The subpoena for information was not narrow in scope. The Justice Department had an obligation to inform and negotiate with AP unless they believed that would “pose a substantial threat to the integrity of the investigation.” The Justice Department did not balance interests—the interests of law enforcement and the interests of freedom of the press central to news gathering.
Though the Justice Department issued new guidelines for news media addressing these issues, RCFP has pointed out that the Justice Department is still able to seize any “relevant” records, not only records “essential” to the investigation. That gives the government broad authority to collect records of journalists.
While the Justice Department may have needed some of the phone records, it remains unclear what effort the Justice Department undertook to obtain the information from alternative sources before seizing the broad array of journalists’ records.
This is why there needs to be a federal media shield law, one that establishes a process that forces the government to argue in court that it should be authorized to seek records for any leak or other criminal investigation it believes it needs to successfully prosecute offenses.
Additional Thoughts on Sachtleben’s Case
Sachtleben pled guilty to violating the Espionage Act and, like Pvt. Chelsea Manning, the government will secure a conviction by simply pointing out that he violated non-disclosure agreements and the information was classified and its release could have been potentially damaging to the United States. It does not mean there was any damage. In fact, although the case involved the exposing of a double agent that may have put intelligence operations at risk, it does not seem that Sachtleben leaked information that exposed that double agent’s identity. Someone else not charged and prosecuted was responsible for disclosing that sensitive information.
The eight previous leakers who were charged with violating the Espionage Act under Obama are: former NSA contractor Edward Snowden, former NSA employee Thomas Drake, former FBI linguist Shamai Leibowitz, Private Chelsea Manning, former State Department employee Stephen Kim, former CIA officer Jeffrey Sterling, former CIA officer John Kiriakou and former government contractor James Hitselberger. [Hitselberger’s leak was not a leak to media but a leak to a library or archive. Oftentimes, he is excluded in media coverage of Obama’s prosecutions of leakers.]
The Espionage Act is a World War I-era law that was never intended to be used as a law to prosecute leaks. Yet, in Sachtleben’s case and previous cases, the Justice Department has transformed it into a de facto Official Secrets Act, a law against leaks which the Congress has never passed.
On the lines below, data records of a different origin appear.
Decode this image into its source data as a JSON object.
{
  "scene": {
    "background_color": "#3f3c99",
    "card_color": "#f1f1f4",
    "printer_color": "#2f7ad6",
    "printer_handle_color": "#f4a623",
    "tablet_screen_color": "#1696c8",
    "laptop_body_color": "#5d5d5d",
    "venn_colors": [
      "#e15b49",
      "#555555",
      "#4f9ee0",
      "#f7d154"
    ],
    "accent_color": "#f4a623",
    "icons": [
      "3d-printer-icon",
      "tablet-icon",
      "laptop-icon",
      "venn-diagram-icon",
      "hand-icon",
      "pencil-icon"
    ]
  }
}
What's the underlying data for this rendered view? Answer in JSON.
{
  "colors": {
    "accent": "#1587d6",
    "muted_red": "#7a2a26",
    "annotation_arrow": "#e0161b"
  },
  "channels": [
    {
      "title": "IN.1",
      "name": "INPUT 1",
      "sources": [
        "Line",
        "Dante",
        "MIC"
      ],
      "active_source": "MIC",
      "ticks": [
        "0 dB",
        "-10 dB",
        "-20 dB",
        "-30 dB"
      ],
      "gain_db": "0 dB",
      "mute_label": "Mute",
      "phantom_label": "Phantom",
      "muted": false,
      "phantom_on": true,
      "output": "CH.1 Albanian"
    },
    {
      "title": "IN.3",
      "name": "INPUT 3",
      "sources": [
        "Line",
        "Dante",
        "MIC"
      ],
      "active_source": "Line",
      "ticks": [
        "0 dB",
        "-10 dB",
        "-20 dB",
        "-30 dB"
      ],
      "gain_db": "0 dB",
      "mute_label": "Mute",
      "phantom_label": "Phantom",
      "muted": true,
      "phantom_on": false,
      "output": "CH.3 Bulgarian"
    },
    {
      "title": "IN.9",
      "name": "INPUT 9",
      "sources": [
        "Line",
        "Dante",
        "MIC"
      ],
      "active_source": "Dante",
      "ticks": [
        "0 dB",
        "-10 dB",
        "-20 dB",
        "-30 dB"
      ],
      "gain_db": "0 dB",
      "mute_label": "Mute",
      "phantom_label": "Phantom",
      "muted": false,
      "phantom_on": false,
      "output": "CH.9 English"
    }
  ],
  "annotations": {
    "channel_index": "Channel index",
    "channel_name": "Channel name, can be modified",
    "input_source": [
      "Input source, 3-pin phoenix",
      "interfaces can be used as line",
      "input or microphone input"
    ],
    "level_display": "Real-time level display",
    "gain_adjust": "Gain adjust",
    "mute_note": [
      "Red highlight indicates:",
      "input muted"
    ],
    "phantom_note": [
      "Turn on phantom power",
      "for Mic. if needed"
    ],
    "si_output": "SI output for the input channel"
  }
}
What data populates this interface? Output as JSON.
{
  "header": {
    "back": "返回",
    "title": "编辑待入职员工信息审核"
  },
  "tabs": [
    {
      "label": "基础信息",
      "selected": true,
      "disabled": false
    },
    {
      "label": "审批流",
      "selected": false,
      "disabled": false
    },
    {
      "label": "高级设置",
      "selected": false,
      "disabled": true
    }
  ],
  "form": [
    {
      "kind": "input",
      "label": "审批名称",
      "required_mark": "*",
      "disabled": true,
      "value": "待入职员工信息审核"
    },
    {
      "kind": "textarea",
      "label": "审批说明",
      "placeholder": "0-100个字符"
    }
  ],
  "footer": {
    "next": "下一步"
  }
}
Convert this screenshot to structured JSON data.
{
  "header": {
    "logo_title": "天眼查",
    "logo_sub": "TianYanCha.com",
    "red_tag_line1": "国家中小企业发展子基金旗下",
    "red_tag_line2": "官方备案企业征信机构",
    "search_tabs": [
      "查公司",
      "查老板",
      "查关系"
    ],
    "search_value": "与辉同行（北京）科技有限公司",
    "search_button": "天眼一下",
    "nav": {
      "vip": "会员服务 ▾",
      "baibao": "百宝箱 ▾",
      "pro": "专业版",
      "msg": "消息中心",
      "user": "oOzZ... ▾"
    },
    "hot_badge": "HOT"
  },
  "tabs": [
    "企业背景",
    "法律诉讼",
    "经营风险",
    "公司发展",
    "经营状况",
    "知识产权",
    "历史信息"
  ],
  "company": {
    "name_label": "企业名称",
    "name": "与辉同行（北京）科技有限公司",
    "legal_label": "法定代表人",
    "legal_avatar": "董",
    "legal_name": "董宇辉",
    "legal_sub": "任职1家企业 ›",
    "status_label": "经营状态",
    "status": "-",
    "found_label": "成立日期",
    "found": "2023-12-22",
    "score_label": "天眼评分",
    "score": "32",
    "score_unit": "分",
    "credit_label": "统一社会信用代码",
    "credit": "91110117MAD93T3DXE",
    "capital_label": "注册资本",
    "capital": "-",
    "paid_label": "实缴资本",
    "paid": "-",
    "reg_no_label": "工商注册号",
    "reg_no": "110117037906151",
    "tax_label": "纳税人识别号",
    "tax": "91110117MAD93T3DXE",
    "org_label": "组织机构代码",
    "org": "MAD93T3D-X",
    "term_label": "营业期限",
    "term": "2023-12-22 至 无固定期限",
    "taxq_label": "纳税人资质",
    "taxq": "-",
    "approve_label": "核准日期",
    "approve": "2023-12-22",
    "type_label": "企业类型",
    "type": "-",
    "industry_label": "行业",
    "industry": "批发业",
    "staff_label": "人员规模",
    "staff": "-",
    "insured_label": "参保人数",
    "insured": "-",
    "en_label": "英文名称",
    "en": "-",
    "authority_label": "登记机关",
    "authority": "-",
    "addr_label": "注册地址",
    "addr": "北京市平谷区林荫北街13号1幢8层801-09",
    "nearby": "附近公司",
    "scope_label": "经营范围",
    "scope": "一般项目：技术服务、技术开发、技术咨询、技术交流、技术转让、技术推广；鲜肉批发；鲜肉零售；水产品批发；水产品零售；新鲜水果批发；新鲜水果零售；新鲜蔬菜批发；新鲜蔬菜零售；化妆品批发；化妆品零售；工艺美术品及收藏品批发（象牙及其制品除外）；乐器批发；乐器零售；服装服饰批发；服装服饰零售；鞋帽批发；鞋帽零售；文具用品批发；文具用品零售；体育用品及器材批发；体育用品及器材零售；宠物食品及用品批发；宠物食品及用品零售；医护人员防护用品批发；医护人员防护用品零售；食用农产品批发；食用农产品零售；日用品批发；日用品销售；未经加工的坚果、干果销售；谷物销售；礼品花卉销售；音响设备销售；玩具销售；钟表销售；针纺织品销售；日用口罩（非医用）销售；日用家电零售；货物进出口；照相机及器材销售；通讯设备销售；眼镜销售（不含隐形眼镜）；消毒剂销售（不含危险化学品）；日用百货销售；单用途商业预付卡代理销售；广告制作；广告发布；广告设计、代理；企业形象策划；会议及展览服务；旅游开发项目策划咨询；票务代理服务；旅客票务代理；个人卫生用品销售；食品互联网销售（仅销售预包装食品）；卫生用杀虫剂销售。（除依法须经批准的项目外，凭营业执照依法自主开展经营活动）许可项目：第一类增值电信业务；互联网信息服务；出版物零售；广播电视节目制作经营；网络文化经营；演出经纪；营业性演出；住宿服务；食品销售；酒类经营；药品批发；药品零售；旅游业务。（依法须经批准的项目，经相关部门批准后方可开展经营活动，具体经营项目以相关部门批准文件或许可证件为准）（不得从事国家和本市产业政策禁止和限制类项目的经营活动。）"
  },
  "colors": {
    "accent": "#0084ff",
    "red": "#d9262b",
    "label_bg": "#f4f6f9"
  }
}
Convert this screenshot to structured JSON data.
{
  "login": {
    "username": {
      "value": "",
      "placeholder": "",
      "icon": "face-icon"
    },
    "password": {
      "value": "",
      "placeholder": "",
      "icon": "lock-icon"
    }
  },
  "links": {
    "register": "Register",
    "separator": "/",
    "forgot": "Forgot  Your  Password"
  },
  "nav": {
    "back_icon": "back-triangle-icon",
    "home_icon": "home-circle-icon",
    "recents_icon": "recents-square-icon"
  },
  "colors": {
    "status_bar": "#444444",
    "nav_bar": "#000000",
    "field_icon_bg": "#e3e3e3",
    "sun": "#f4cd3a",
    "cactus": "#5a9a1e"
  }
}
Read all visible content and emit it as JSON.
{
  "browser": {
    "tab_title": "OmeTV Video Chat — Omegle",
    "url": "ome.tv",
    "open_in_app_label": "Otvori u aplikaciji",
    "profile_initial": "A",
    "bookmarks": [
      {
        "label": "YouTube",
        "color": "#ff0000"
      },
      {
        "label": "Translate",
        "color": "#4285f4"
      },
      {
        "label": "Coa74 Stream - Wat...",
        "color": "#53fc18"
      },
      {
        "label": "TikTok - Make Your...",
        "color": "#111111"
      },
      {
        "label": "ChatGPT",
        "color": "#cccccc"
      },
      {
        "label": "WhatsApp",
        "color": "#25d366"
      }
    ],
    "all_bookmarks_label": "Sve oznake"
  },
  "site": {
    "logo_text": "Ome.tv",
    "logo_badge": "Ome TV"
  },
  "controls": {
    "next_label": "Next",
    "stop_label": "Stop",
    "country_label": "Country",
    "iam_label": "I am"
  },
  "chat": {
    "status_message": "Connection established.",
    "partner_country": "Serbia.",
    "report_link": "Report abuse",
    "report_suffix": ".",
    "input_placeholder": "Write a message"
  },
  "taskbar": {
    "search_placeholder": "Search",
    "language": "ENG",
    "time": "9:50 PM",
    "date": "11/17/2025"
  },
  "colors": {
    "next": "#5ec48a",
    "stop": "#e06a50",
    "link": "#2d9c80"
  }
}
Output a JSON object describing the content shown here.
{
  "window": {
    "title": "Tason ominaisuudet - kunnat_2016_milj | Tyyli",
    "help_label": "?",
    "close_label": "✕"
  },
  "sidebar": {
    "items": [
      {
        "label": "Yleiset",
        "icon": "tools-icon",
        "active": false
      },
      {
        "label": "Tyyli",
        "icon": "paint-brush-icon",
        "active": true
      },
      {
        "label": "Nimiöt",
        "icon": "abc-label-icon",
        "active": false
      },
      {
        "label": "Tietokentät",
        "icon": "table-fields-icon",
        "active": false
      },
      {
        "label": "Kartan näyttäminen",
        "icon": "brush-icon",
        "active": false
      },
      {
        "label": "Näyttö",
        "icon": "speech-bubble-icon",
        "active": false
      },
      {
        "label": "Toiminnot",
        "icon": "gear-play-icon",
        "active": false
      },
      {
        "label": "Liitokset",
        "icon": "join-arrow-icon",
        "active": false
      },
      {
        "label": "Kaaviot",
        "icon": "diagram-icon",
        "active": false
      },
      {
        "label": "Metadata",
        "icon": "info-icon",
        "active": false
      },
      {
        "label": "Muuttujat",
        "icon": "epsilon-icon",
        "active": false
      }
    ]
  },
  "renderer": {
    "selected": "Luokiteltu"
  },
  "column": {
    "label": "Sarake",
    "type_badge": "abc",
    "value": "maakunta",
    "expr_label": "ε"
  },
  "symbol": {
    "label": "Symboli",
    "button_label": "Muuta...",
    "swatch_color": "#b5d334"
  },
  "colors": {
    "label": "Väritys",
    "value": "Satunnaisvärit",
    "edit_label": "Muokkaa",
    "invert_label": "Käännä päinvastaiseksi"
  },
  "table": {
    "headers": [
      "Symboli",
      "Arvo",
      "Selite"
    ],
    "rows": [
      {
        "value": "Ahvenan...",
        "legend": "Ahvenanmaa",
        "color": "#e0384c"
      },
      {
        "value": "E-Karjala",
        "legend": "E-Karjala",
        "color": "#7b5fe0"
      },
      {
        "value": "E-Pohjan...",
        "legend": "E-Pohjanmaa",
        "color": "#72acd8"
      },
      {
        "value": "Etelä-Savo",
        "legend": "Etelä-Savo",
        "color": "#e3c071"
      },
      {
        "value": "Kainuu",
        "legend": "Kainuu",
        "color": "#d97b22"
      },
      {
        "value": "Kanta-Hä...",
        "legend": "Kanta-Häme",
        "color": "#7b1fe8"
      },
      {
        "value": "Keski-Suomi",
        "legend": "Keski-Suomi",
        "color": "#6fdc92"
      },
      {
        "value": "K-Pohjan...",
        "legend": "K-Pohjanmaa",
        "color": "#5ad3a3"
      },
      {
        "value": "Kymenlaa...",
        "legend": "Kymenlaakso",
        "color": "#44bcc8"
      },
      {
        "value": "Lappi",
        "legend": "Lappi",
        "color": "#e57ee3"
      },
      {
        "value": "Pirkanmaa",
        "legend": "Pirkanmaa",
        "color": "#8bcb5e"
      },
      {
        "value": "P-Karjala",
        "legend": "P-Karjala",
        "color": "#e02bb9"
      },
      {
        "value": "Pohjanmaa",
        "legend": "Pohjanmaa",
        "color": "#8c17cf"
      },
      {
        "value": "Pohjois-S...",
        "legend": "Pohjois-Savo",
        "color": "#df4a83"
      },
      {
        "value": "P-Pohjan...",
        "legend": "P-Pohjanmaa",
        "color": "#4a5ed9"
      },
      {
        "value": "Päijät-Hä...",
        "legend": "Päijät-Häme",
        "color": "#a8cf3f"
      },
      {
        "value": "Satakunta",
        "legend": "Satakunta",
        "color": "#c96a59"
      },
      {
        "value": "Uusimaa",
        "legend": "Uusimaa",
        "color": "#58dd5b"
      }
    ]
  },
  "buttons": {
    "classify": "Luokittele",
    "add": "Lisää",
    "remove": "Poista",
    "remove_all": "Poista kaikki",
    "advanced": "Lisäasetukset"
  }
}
Currently, there is no process for a leaker to argue that he or she had “good faith” or good intentions when providing information to a media organization. That creates pressure for defendants to plead guilty to Espionage Act charges and not fight them by going to trial.